> **Try it**: When you print the records, keep every line identical to the original.
══ Task data
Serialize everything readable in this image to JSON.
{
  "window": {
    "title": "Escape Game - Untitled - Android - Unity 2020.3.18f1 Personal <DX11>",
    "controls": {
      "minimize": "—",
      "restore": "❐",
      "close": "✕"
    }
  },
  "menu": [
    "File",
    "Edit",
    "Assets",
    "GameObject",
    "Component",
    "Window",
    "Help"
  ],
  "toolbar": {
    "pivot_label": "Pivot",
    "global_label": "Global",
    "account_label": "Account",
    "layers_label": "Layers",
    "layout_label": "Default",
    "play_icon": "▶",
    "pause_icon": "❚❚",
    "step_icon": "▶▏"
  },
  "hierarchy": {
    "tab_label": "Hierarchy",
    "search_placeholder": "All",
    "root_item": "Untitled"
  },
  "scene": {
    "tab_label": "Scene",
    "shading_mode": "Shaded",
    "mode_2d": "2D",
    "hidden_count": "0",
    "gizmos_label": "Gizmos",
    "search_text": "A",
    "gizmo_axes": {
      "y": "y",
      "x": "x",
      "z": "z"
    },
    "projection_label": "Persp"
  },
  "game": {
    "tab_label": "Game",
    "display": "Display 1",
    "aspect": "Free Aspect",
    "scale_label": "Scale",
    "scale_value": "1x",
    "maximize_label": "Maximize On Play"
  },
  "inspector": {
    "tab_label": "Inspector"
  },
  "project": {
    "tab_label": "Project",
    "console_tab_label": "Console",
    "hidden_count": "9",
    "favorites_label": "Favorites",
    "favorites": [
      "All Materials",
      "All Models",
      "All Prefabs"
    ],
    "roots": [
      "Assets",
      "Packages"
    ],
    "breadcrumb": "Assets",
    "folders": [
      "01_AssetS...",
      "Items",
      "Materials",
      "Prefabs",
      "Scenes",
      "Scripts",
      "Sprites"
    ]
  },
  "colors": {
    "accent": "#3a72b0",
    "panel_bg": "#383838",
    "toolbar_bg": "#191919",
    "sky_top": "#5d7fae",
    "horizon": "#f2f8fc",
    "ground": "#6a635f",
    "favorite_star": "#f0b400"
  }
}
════
> **Reply to the exercise**:
Serialize everything readable in this image to JSON.
{
  "window": {
    "title": "Escape Game - Untitled - Android - Unity 2020.3.18f1 Personal <DX11>",
    "controls": {
      "minimize": "—",
      "restore": "❐",
      "close": "✕"
    }
  },
  "menu": [
    "File",
    "Edit",
    "Assets",
    "GameObject",
    "Component",
    "Window",
    "Help"
  ],
  "toolbar": {
    "pivot_label": "Pivot",
    "global_label": "Global",
    "account_label": "Account",
    "layers_label": "Layers",
    "layout_label": "Default",
    "play_icon": "▶",
    "pause_icon": "❚❚",
    "step_icon": "▶▏"
  },
  "hierarchy": {
    "tab_label": "Hierarchy",
    "search_placeholder": "All",
    "root_item": "Untitled"
  },
  "scene": {
    "tab_label": "Scene",
    "shading_mode": "Shaded",
    "mode_2d": "2D",
    "hidden_count": "0",
    "gizmos_label": "Gizmos",
    "search_text": "A",
    "gizmo_axes": {
      "y": "y",
      "x": "x",
      "z": "z"
    },
    "projection_label": "Persp"
  },
  "game": {
    "tab_label": "Game",
    "display": "Display 1",
    "aspect": "Free Aspect",
    "scale_label": "Scale",
    "scale_value": "1x",
    "maximize_label": "Maximize On Play"
  },
  "inspector": {
    "tab_label": "Inspector"
  },
  "project": {
    "tab_label": "Project",
    "console_tab_label": "Console",
    "hidden_count": "9",
    "favorites_label": "Favorites",
    "favorites": [
      "All Materials",
      "All Models",
      "All Prefabs"
    ],
    "roots": [
      "Assets",
      "Packages"
    ],
    "breadcrumb": "Assets",
    "folders": [
      "01_AssetS...",
      "Items",
      "Materials",
      "Prefabs",
      "Scenes",
      "Scripts",
      "Sprites"
    ]
  },
  "colors": {
    "accent": "#3a72b0",
    "panel_bg": "#383838",
    "toolbar_bg": "#191919",
    "sky_top": "#5d7fae",
    "horizon": "#f2f8fc",
    "ground": "#6a635f",
    "favorite_star": "#f0b400"
  }
}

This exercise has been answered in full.